Other smartly woven subplots have Woody separated from Bo Peep (Annie Potts) – I forgot that she was porcelain – and a segue to a thrift store where a life-sized doll named Gabby Gabby (Christina Hendricks) and her phalanx of Jerry Mahoney-styled goons hold nefarious plans for Woody. Then there’s new adds Duke Caboom (Keanu Reeves), a Canadian Evel Knievel-like action figure, and two bickering fluff toys (voiced by Jordan Peele and Keegan-Michael Key) who deliver as a goofy Greek chorus, a role Rickles used to provide as Mr. Potato Head (the comedian passed in 2017, and is used in small, archived metes here).
Allegedly “4” is the last chapter in the “Toy Story” canon. The third film seemed like the perfect concluding point, but “4,” directed by Josh Cooley, goes in a slightly new direction while hitting all the right notes. With Bonnie and a new set of friends, the series seems ripe for a spinoff. No matter – young kids going to this without seeing the previous films will likely be hooked, and want to see the full set after. To any parent rolling your eyes: Just go with it. There’s plenty of mature witticisms, and the subtle life lessons are a win for all.

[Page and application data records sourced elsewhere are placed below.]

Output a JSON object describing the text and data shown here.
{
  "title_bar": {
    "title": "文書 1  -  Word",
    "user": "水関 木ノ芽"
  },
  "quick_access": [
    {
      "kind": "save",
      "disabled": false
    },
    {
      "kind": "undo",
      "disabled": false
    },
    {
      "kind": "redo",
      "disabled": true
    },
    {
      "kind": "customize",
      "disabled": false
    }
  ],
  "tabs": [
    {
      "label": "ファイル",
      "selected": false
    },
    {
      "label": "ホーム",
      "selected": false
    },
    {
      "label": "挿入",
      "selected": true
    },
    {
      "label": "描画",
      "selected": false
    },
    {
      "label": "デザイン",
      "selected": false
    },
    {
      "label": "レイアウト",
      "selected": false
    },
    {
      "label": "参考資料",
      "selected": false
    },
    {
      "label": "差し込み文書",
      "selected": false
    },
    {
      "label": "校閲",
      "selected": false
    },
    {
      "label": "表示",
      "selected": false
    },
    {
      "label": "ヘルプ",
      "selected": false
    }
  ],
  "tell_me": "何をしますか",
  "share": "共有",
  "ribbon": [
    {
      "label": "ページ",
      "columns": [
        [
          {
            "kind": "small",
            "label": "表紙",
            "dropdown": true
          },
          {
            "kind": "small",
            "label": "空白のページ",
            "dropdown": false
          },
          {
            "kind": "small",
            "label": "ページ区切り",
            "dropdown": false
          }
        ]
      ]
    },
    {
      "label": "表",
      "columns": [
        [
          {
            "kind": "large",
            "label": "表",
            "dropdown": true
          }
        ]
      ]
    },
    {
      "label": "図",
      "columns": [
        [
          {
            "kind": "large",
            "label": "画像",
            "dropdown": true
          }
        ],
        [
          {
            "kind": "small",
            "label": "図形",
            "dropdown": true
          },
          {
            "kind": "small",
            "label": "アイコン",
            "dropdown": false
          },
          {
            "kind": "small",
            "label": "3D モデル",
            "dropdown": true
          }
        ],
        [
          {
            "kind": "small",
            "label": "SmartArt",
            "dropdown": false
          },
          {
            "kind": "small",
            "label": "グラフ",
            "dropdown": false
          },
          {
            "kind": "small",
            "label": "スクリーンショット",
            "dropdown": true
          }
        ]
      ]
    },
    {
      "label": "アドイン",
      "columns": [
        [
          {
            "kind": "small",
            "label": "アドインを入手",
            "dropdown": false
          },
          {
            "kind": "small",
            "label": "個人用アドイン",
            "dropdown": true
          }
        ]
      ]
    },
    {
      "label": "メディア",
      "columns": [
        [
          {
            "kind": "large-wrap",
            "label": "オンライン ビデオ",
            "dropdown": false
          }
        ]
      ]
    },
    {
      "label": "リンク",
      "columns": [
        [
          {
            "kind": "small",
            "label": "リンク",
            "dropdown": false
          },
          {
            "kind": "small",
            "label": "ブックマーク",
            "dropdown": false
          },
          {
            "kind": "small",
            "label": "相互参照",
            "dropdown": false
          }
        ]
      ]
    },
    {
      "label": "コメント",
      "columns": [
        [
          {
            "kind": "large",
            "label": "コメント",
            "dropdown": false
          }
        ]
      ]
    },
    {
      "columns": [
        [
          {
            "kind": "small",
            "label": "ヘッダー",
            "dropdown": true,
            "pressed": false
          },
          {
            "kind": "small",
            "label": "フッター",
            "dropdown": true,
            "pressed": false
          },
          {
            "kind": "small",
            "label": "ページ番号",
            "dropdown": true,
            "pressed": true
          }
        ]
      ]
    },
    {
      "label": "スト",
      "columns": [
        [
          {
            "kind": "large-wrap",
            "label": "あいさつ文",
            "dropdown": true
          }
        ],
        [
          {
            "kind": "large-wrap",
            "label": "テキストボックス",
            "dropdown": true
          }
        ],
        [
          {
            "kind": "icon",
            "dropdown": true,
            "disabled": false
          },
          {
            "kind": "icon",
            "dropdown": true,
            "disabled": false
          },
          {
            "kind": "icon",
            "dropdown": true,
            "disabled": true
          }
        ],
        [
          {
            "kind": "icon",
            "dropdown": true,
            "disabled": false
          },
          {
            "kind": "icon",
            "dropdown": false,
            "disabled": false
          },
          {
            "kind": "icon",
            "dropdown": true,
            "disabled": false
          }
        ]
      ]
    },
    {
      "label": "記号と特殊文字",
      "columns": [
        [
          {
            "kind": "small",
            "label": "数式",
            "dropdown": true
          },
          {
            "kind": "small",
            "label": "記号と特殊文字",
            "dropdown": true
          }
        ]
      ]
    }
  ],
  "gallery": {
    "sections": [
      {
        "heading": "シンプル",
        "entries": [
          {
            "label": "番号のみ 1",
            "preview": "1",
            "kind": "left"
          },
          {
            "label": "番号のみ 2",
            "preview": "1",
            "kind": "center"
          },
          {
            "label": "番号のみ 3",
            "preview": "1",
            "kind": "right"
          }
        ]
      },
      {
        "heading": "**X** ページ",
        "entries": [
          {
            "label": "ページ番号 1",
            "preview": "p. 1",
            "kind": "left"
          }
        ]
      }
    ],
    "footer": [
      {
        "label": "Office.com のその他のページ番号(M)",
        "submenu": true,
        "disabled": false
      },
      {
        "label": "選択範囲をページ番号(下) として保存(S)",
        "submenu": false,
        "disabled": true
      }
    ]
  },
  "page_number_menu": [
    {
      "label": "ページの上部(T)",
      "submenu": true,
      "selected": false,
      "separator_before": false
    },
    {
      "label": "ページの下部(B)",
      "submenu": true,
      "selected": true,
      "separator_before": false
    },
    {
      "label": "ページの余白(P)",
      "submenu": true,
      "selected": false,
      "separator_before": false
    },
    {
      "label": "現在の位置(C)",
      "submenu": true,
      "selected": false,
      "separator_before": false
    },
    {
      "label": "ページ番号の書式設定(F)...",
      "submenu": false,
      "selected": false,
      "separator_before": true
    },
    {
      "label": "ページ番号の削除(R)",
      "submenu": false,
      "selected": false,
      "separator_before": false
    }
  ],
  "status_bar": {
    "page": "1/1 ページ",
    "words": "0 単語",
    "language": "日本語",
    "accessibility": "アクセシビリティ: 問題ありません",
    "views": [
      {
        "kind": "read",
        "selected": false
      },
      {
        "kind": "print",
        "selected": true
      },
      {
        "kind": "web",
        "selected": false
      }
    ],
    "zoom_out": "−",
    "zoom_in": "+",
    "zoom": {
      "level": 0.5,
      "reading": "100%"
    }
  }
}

Tom Meek is a writer living in Cambridge. His reviews, essays, short stories and articles have appeared in the WBUR ARTery, The Boston Phoenix, The Boston Globe, The Rumpus, The Charleston City Paper and SLAB literary journal. Tom is also a member of the Boston Society of Film Critics and rides his bike everywhere.